History of Science

The Departmentof the History of Science offers a secondary field in the History of Science, Technology, and Medicine. This field gives students concentrating in other departments an opportunity to take a coherent cluster of courses in the history of science, technology, and medicine. The program is designed to give students, first, a foundational sense of the field, then, permit them to do more advanced work, including courses that will allow them to focus on particular interests and to do original research and other projects.

Requirements: 5 half-courses

  1. History of Science 100: Knowing the World: Introduction to the History of Science.

  2. One "gateway" course: a course of wide scope but focusing on a specific area in the history of science, technology, or medicine. Gateway courses include (currently-offered lists are kept on the department website):

    • Historical Study A-34: Medicine and Society in America

    • Historical Study A-87: Madness and Medicine: Themes in the History of Psychiatry

    • Historical Study B-45: The Darwinian Revolution

    • Science A-41: The Einstein Revolution

    • History of Science 120: History and Philosophy of Modern Physics

    • History of Science 131: History of Biology

    • History of Science 136v: History of Biotechnology: 1900 to the Present

    • History of Science 148v: Alcohol and Drugs in American Society

    • History of Science 161: The Scientific Revolution

    • History of Science 186: History of Technology: From the Printing Press to the Internet

  3. Three elective courses in the history of science, ordinarily chosen from the 100-level courses in the History of Science chapter of Courses of Instruction.

    • 200-level courses may be taken only with the permission of the instructor.

    • Students may use one (but no more) of their three elective courses to take an additional gateway course.

    • One Freshman Seminar taught by a department faculty member may be counted as one of the three elective courses.

    • Students will be permitted to take one (but no more) of their three elective courses outside the department, choosing alternatives from a regularly updated list of approved courses posted on the department website (all cross-listed courses printed in the Courses of Instruction count automatically in this category).

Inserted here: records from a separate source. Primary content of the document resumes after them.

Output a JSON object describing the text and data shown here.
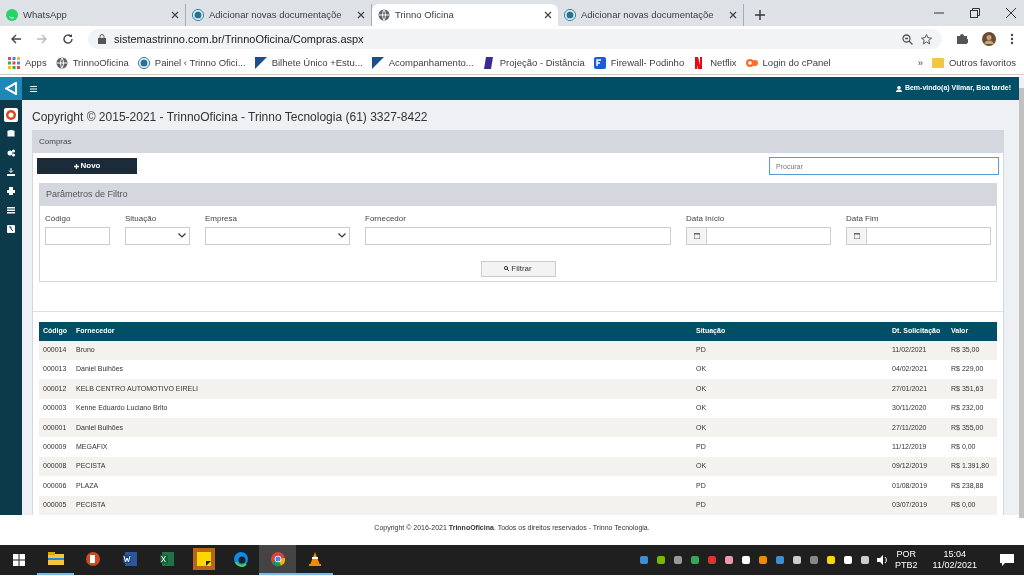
{
  "browser": {
    "tabs": [
      {
        "title": "WhatsApp",
        "selected": false
      },
      {
        "title": "Adicionar novas documentaçõe",
        "selected": false
      },
      {
        "title": "Trinno Oficina",
        "selected": true
      },
      {
        "title": "Adicionar novas documentaçõe",
        "selected": false
      }
    ],
    "address": "sistemastrinno.com.br/TrinnoOficina/Compras.aspx",
    "bookmarks": [
      "Apps",
      "TrinnoOficina",
      "Painel ‹ Trinno Ofici...",
      "Bilhete Único +Estu...",
      "Acompanhamento...",
      "Projeção - Distância",
      "Firewall- Podinho",
      "Netflix",
      "Login do cPanel"
    ],
    "more_bookmarks": "»",
    "other_bookmarks": "Outros favoritos"
  },
  "app": {
    "greeting": "Bem-vindo(a) Vilmar, Boa tarde!",
    "page_title": "Copyright © 2015-2021 - TrinnoOficina - Trinno Tecnologia (61) 3327-8422",
    "panel_title": "Compras",
    "new_button": "Novo",
    "search": {
      "placeholder": "Procurar"
    },
    "filter": {
      "title": "Parâmetros de Filtro",
      "fields": [
        {
          "label": "Código",
          "kind": "text"
        },
        {
          "label": "Situação",
          "kind": "select"
        },
        {
          "label": "Empresa",
          "kind": "select"
        },
        {
          "label": "Fornecedor",
          "kind": "text"
        },
        {
          "label": "Data Início",
          "kind": "date"
        },
        {
          "label": "Data Fim",
          "kind": "date"
        }
      ],
      "button": "Filtrar"
    },
    "table": {
      "columns": [
        "Código",
        "Fornecedor",
        "Situação",
        "Dt. Solicitação",
        "Valor"
      ],
      "rows": [
        [
          "000014",
          "Bruno",
          "PD",
          "11/02/2021",
          "R$ 35,00"
        ],
        [
          "000013",
          "Daniel Bulhões",
          "OK",
          "04/02/2021",
          "R$ 229,00"
        ],
        [
          "000012",
          "KELB CENTRO AUTOMOTIVO EIRELI",
          "OK",
          "27/01/2021",
          "R$ 351,63"
        ],
        [
          "000003",
          "Kenne Eduardo Luciano Brito",
          "OK",
          "30/11/2020",
          "R$ 232,00"
        ],
        [
          "000001",
          "Daniel Bulhões",
          "OK",
          "27/11/2020",
          "R$ 355,00"
        ],
        [
          "000009",
          "MEGAFIX",
          "PD",
          "11/12/2019",
          "R$ 0,00"
        ],
        [
          "000008",
          "PECISTA",
          "OK",
          "09/12/2019",
          "R$ 1.391,80"
        ],
        [
          "000006",
          "PLAZA",
          "PD",
          "01/08/2019",
          "R$ 238,88"
        ],
        [
          "000005",
          "PECISTA",
          "PD",
          "03/07/2019",
          "R$ 0,00"
        ]
      ]
    },
    "footer": "Copyright © 2016-2021 **TrinnoOficina**. Todos os direitos reservados - Trinno Tecnologia."
  },
  "taskbar": {
    "apps": [
      {
        "running": true,
        "selected": false
      },
      {
        "running": false,
        "selected": false
      },
      {
        "running": false,
        "selected": false
      },
      {
        "running": false,
        "selected": false
      },
      {
        "running": false,
        "selected": false
      },
      {
        "running": false,
        "selected": false
      },
      {
        "running": true,
        "selected": true
      },
      {
        "running": true,
        "selected": false
      }
    ],
    "language": "POR",
    "layout": "PTB2",
    "time": "15:04",
    "date": "11/02/2021"
  }
}
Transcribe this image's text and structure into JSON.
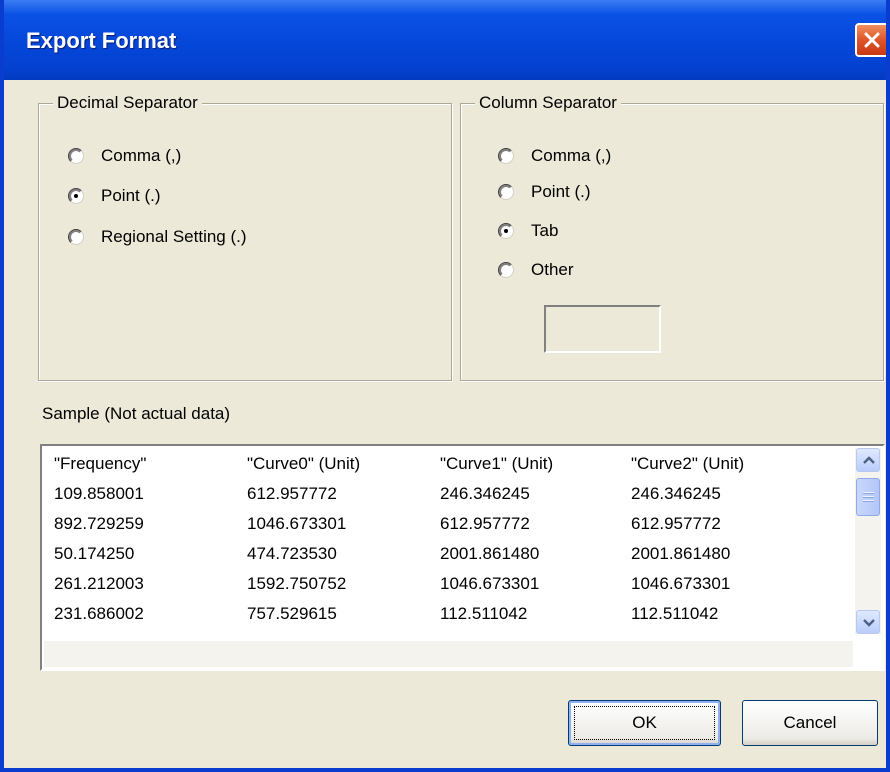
{
  "window": {
    "title": "Export Format"
  },
  "decimal_separator": {
    "label": "Decimal Separator",
    "options": [
      {
        "label": "Comma (,)",
        "checked": false
      },
      {
        "label": "Point (.)",
        "checked": true
      },
      {
        "label": "Regional Setting (.)",
        "checked": false
      }
    ]
  },
  "column_separator": {
    "label": "Column Separator",
    "options": [
      {
        "label": "Comma (,)",
        "checked": false
      },
      {
        "label": "Point (.)",
        "checked": false
      },
      {
        "label": "Tab",
        "checked": true
      },
      {
        "label": "Other",
        "checked": false
      }
    ],
    "other_value": ""
  },
  "sample": {
    "label": "Sample (Not actual data)",
    "headers": [
      "\"Frequency\"",
      "\"Curve0\" (Unit)",
      "\"Curve1\" (Unit)",
      "\"Curve2\" (Unit)"
    ],
    "rows": [
      [
        "109.858001",
        "612.957772",
        "246.346245",
        "246.346245"
      ],
      [
        "892.729259",
        "1046.673301",
        "612.957772",
        "612.957772"
      ],
      [
        "50.174250",
        "474.723530",
        "2001.861480",
        "2001.861480"
      ],
      [
        "261.212003",
        "1592.750752",
        "1046.673301",
        "1046.673301"
      ],
      [
        "231.686002",
        "757.529615",
        "112.511042",
        "112.511042"
      ]
    ]
  },
  "buttons": {
    "ok": "OK",
    "cancel": "Cancel"
  },
  "icons": {
    "close": "close-icon",
    "scroll_up": "chevron-up-icon",
    "scroll_down": "chevron-down-icon"
  },
  "colors": {
    "titlebar": "#0548db",
    "dialog_background": "#ece9d8",
    "close_button": "#e0542a"
  }
}
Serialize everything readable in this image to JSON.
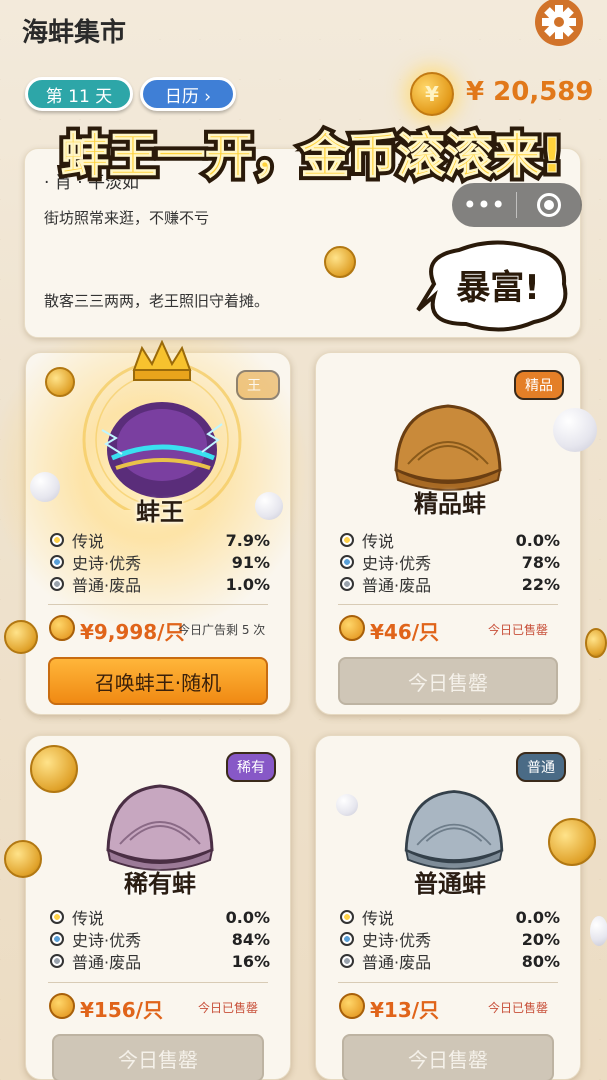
{
  "header": {
    "title": "海蚌集市",
    "day_label": "第 11 天",
    "calendar_label": "日历 ›",
    "coin_symbol": "¥",
    "money": "¥ 20,589"
  },
  "banner": {
    "headline": "蚌王一开，金币滚滚来!",
    "bubble": "暴富!"
  },
  "notice": {
    "title": "· 肖 · 平淡如",
    "line1": "街坊照常来逛，不赚不亏",
    "line2": "散客三三两两，老王照旧守着摊。"
  },
  "mini_program": {
    "menu_icon": "more-dots-icon",
    "close_icon": "target-icon"
  },
  "cards": [
    {
      "name": "蚌王",
      "tag": "王",
      "odds": [
        {
          "label": "传说",
          "value": "7.9%"
        },
        {
          "label": "史诗·优秀",
          "value": "91%"
        },
        {
          "label": "普通·废品",
          "value": "1.0%"
        }
      ],
      "price": "¥9,998/只",
      "note": "今日广告剩 5 次",
      "button": "召唤蚌王·随机"
    },
    {
      "name": "精品蚌",
      "tag": "精品",
      "odds": [
        {
          "label": "传说",
          "value": "0.0%"
        },
        {
          "label": "史诗·优秀",
          "value": "78%"
        },
        {
          "label": "普通·废品",
          "value": "22%"
        }
      ],
      "price": "¥46/只",
      "note": "今日已售罄",
      "button": "今日售罄"
    },
    {
      "name": "稀有蚌",
      "tag": "稀有",
      "odds": [
        {
          "label": "传说",
          "value": "0.0%"
        },
        {
          "label": "史诗·优秀",
          "value": "84%"
        },
        {
          "label": "普通·废品",
          "value": "16%"
        }
      ],
      "price": "¥156/只",
      "note": "今日已售罄",
      "button": "今日售罄"
    },
    {
      "name": "普通蚌",
      "tag": "普通",
      "odds": [
        {
          "label": "传说",
          "value": "0.0%"
        },
        {
          "label": "史诗·优秀",
          "value": "20%"
        },
        {
          "label": "普通·废品",
          "value": "80%"
        }
      ],
      "price": "¥13/只",
      "note": "今日已售罄",
      "button": "今日售罄"
    }
  ],
  "colors": {
    "accent_orange": "#e1781a",
    "price_orange": "#e0641a",
    "teal": "#2da6a8",
    "blue": "#3f7fd6",
    "purple": "#8758c7",
    "slate": "#4a6b86"
  }
}
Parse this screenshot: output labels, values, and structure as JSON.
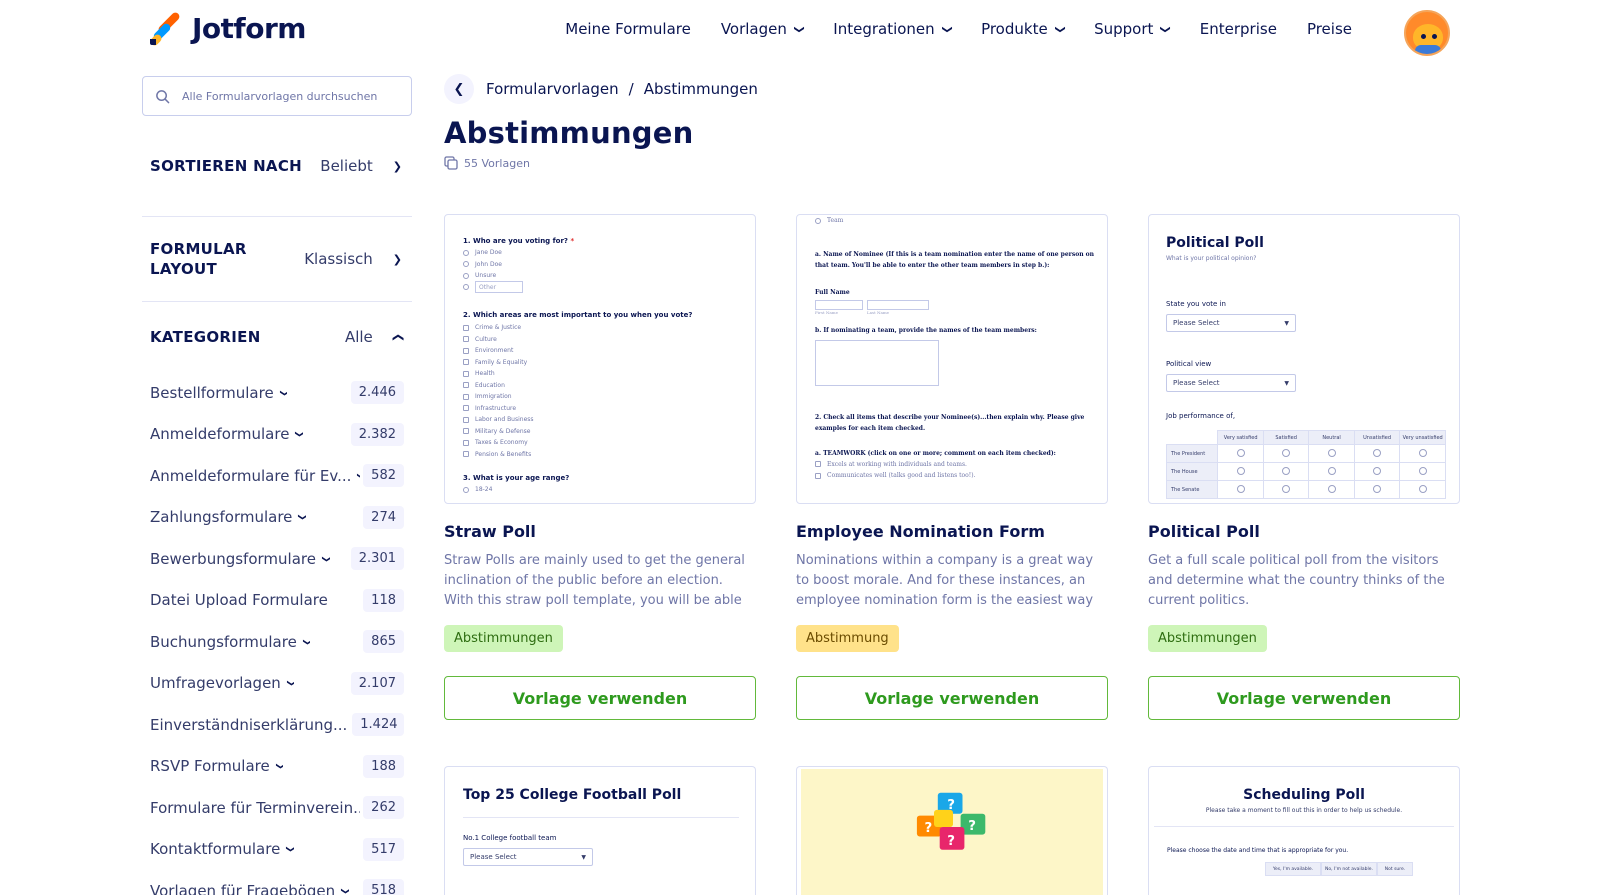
{
  "header": {
    "logo_text": "Jotform",
    "nav": [
      {
        "label": "Meine Formulare",
        "dropdown": false
      },
      {
        "label": "Vorlagen",
        "dropdown": true
      },
      {
        "label": "Integrationen",
        "dropdown": true
      },
      {
        "label": "Produkte",
        "dropdown": true
      },
      {
        "label": "Support",
        "dropdown": true
      },
      {
        "label": "Enterprise",
        "dropdown": false
      },
      {
        "label": "Preise",
        "dropdown": false
      }
    ]
  },
  "sidebar": {
    "search_placeholder": "Alle Formularvorlagen durchsuchen",
    "sort_label": "SORTIEREN NACH",
    "sort_value": "Beliebt",
    "layout_label": "FORMULAR LAYOUT",
    "layout_value": "Klassisch",
    "categories_label": "KATEGORIEN",
    "categories_value": "Alle",
    "categories": [
      {
        "name": "Bestellformulare",
        "count": "2.446",
        "dropdown": true
      },
      {
        "name": "Anmeldeformulare",
        "count": "2.382",
        "dropdown": true
      },
      {
        "name": "Anmeldeformulare für Ev...",
        "count": "582",
        "dropdown": true
      },
      {
        "name": "Zahlungsformulare",
        "count": "274",
        "dropdown": true
      },
      {
        "name": "Bewerbungsformulare",
        "count": "2.301",
        "dropdown": true
      },
      {
        "name": "Datei Upload Formulare",
        "count": "118",
        "dropdown": false
      },
      {
        "name": "Buchungsformulare",
        "count": "865",
        "dropdown": true
      },
      {
        "name": "Umfragevorlagen",
        "count": "2.107",
        "dropdown": true
      },
      {
        "name": "Einverständniserklärung...",
        "count": "1.424",
        "dropdown": true
      },
      {
        "name": "RSVP Formulare",
        "count": "188",
        "dropdown": true
      },
      {
        "name": "Formulare für Terminverein...",
        "count": "262",
        "dropdown": false
      },
      {
        "name": "Kontaktformulare",
        "count": "517",
        "dropdown": true
      },
      {
        "name": "Vorlagen für Fragebögen",
        "count": "518",
        "dropdown": true
      }
    ]
  },
  "main": {
    "breadcrumb": [
      "Formularvorlagen",
      "Abstimmungen"
    ],
    "breadcrumb_sep": "/",
    "title": "Abstimmungen",
    "count_text": "55 Vorlagen",
    "use_label": "Vorlage verwenden",
    "cards": [
      {
        "title": "Straw Poll",
        "desc": "Straw Polls are mainly used to get the general inclination of the public before an election. With this straw poll template, you will be able to colle...",
        "tag": "Abstimmungen",
        "tag_color": "#cef5b8",
        "preview": {
          "q1": "1. Who are you voting for?",
          "q1_req": "*",
          "q1_opts": [
            "Jane Doe",
            "John Doe",
            "Unsure"
          ],
          "q1_other": "Other",
          "q2": "2. Which areas are most important to you when you vote?",
          "q2_opts": [
            "Crime & Justice",
            "Culture",
            "Environment",
            "Family & Equality",
            "Health",
            "Education",
            "Immigration",
            "Infrastructure",
            "Labor and Business",
            "Military & Defense",
            "Taxes & Economy",
            "Pension & Benefits"
          ],
          "q3": "3. What is your age range?",
          "q3_opt": "18-24"
        }
      },
      {
        "title": "Employee Nomination Form",
        "desc": "Nominations within a company is a great way to boost morale. And for these instances, an employee nomination form is the easiest way to...",
        "tag": "Abstimmung",
        "tag_color": "#ffe28a",
        "preview": {
          "team": "Team",
          "a": "a. Name of Nominee (If this is a team nomination enter the name of one person on that team. You'll be able to enter the other team members in step b.):",
          "full_name": "Full Name",
          "first": "First Name",
          "last": "Last Name",
          "b": "b. If nominating a team, provide the names of the team members:",
          "c": "2. Check all items that describe your Nominee(s)...then explain why. Please give examples for each item checked.",
          "d": "a. TEAMWORK (click on one or more; comment on each item checked):",
          "d_opts": [
            "Excels at working with individuals and teams.",
            "Communicates well (talks good and listens too!)."
          ]
        }
      },
      {
        "title": "Political Poll",
        "desc": "Get a full scale political poll from the visitors and determine what the country thinks of the current politics.",
        "tag": "Abstimmungen",
        "tag_color": "#cef5b8",
        "preview": {
          "heading": "Political Poll",
          "sub": "What is your political opinion?",
          "state_label": "State you vote in",
          "select": "Please Select",
          "view_label": "Political view",
          "perf_label": "Job performance of,",
          "cols": [
            "Very satisfied",
            "Satisfied",
            "Neutral",
            "Unsatisfied",
            "Very unsatisfied"
          ],
          "rows": [
            "The President",
            "The House",
            "The Senate"
          ]
        }
      },
      {
        "title": "",
        "preview": {
          "heading": "Top 25 College Football Poll",
          "field": "No.1 College football team",
          "select": "Please Select"
        }
      },
      {
        "title": "",
        "preview": {
          "bg": "#fdf6c8"
        }
      },
      {
        "title": "",
        "preview": {
          "heading": "Scheduling Poll",
          "sub": "Please take a moment to fill out this in order to help us schedule.",
          "q": "Please choose the date and time that is appropriate for you.",
          "cols": [
            "Yes, I'm available.",
            "No, I'm not available.",
            "Not sure."
          ]
        }
      }
    ]
  },
  "colors": {
    "navy": "#0a1551",
    "green_button": "#2e9a1e",
    "tag_green": "#cef5b8",
    "tag_yellow": "#ffe28a"
  },
  "icons": {
    "logo": "jotform-logo-icon",
    "search": "search-icon",
    "chevron": "chevron-down-icon",
    "back": "chevron-left-icon",
    "templates": "copy-icon"
  }
}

Other Information

With the exception of Freshman Seminars taught by department faculty members, all courses must be letter-graded. There is no minimum passing grade for courses to count towards the secondary field.

Decisions about whether courses from study abroad, Harvard Summer School, or other Harvard schools will count for the secondary field will be made on a case-by-case basis by the director of undergraduate studies.

In department courses with limited enrollment, first priority will be given to History and Science concentrators; students affirming that they are doing the secondary field in History of Science will have next priority.

Advising Resources and Expectations

Secondary field advising will be offered by Alice Belser, manager of student programs (ajbelser@fas.harvard.edu), and by Prof. Steven Shapin, director of undergraduate studies (shapin@fas.harvard.edu).